Entries provided START

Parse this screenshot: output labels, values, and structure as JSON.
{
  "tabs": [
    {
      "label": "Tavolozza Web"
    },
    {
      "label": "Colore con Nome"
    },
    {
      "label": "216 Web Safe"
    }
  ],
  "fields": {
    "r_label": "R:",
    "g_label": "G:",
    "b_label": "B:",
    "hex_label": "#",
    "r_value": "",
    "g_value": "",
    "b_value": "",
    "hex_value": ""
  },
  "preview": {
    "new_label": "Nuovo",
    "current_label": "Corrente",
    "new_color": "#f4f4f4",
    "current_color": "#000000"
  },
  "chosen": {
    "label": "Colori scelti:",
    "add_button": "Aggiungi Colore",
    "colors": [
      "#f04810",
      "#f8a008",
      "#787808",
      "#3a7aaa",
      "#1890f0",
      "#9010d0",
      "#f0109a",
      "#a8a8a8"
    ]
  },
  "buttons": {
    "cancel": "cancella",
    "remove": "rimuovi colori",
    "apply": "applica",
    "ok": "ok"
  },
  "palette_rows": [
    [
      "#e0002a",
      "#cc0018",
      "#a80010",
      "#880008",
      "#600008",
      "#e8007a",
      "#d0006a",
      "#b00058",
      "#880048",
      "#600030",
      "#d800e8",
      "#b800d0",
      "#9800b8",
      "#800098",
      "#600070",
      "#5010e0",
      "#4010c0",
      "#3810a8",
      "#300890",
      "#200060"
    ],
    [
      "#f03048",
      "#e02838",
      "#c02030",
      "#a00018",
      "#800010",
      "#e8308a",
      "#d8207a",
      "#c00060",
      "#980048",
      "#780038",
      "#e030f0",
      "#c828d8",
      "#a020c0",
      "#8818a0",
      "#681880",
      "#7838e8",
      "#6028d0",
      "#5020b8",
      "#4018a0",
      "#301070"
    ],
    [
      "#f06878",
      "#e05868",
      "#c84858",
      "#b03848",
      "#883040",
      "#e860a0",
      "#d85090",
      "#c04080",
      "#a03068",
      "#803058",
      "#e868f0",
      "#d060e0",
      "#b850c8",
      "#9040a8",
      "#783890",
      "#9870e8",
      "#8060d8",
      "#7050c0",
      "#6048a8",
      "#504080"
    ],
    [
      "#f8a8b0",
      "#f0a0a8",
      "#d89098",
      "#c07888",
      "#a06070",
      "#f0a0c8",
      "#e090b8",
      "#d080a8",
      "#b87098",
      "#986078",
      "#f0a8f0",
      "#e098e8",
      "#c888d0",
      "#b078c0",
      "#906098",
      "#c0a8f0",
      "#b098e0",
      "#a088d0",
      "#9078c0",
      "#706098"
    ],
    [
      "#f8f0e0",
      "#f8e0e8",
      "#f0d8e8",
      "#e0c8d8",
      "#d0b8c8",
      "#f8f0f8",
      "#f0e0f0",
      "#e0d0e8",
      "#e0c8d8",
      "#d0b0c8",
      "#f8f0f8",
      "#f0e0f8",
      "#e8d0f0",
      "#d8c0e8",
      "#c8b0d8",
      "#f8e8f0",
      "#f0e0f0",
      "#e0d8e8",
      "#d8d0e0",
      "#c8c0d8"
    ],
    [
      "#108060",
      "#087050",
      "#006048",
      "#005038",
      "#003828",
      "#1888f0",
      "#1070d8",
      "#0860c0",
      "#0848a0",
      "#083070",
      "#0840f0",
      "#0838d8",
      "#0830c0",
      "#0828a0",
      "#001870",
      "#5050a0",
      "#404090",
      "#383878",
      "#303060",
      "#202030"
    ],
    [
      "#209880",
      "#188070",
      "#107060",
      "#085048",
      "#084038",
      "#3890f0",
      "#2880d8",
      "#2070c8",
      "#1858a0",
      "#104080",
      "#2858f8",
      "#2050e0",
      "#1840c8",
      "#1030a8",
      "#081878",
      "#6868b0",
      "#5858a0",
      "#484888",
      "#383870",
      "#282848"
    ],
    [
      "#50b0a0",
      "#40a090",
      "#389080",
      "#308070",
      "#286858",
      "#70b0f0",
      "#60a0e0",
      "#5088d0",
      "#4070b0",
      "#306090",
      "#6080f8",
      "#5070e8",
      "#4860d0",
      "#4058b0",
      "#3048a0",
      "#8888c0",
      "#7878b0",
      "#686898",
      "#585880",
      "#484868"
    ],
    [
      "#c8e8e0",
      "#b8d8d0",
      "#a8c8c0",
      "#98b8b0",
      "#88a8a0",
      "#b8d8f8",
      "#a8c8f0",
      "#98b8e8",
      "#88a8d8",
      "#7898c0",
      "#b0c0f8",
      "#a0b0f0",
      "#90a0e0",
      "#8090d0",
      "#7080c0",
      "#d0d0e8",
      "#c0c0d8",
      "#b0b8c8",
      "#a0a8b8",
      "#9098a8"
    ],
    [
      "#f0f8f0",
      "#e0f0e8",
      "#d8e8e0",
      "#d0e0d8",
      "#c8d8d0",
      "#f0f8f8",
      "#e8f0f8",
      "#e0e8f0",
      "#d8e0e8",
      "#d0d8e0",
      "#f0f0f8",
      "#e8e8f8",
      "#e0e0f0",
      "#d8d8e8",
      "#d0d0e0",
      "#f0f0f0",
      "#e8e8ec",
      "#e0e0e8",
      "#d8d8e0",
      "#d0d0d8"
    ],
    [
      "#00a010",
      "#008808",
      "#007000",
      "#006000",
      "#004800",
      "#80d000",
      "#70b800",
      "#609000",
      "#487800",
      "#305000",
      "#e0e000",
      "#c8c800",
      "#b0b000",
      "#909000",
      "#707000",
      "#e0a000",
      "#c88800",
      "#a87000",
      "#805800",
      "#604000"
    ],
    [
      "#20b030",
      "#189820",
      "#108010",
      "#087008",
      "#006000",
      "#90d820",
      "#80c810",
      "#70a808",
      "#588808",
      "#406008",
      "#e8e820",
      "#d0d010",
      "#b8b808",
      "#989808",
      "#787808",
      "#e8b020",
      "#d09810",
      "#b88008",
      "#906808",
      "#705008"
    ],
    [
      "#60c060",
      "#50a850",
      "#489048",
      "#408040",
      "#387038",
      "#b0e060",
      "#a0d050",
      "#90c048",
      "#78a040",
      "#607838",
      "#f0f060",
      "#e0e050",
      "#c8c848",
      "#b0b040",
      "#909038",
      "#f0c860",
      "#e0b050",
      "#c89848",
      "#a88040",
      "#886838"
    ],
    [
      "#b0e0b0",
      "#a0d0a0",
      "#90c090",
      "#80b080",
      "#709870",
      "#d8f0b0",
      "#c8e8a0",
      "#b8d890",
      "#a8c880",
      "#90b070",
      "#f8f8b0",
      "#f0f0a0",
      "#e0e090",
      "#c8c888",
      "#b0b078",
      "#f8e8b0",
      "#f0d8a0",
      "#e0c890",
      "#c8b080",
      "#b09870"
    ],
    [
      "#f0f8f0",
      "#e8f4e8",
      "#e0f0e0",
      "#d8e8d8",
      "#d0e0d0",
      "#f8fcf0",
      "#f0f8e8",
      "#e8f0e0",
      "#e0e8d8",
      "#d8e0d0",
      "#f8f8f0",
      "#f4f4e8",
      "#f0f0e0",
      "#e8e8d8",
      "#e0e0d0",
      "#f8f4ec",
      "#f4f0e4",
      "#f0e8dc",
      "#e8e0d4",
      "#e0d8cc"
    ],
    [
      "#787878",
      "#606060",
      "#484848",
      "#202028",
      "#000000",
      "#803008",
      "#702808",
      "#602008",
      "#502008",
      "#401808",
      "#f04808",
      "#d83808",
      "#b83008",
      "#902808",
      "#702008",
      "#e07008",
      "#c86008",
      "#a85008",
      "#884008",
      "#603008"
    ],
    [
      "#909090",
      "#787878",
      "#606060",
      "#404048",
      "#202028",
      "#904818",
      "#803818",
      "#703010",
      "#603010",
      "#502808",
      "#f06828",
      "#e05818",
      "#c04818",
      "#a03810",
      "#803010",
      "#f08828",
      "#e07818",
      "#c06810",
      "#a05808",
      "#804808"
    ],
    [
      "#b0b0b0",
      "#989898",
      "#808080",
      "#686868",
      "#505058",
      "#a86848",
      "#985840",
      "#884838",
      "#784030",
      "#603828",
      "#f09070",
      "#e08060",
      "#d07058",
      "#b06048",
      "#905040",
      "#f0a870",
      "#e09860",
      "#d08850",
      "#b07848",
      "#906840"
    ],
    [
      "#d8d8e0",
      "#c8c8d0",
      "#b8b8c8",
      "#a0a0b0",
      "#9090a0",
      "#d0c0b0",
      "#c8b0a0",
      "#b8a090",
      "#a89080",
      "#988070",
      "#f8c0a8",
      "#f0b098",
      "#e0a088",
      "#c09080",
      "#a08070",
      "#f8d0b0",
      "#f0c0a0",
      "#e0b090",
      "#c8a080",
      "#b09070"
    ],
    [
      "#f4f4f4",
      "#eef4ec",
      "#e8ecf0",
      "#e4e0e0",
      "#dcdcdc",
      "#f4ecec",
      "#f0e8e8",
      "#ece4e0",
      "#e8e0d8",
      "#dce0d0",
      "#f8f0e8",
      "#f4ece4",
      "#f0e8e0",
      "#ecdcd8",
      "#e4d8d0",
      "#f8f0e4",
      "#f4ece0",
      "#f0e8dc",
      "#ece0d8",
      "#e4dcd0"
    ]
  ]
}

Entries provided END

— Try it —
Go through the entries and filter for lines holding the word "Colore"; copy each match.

— Result of this task —
      "label": "Colore con Nome"
    "add_button": "Aggiungi Colore",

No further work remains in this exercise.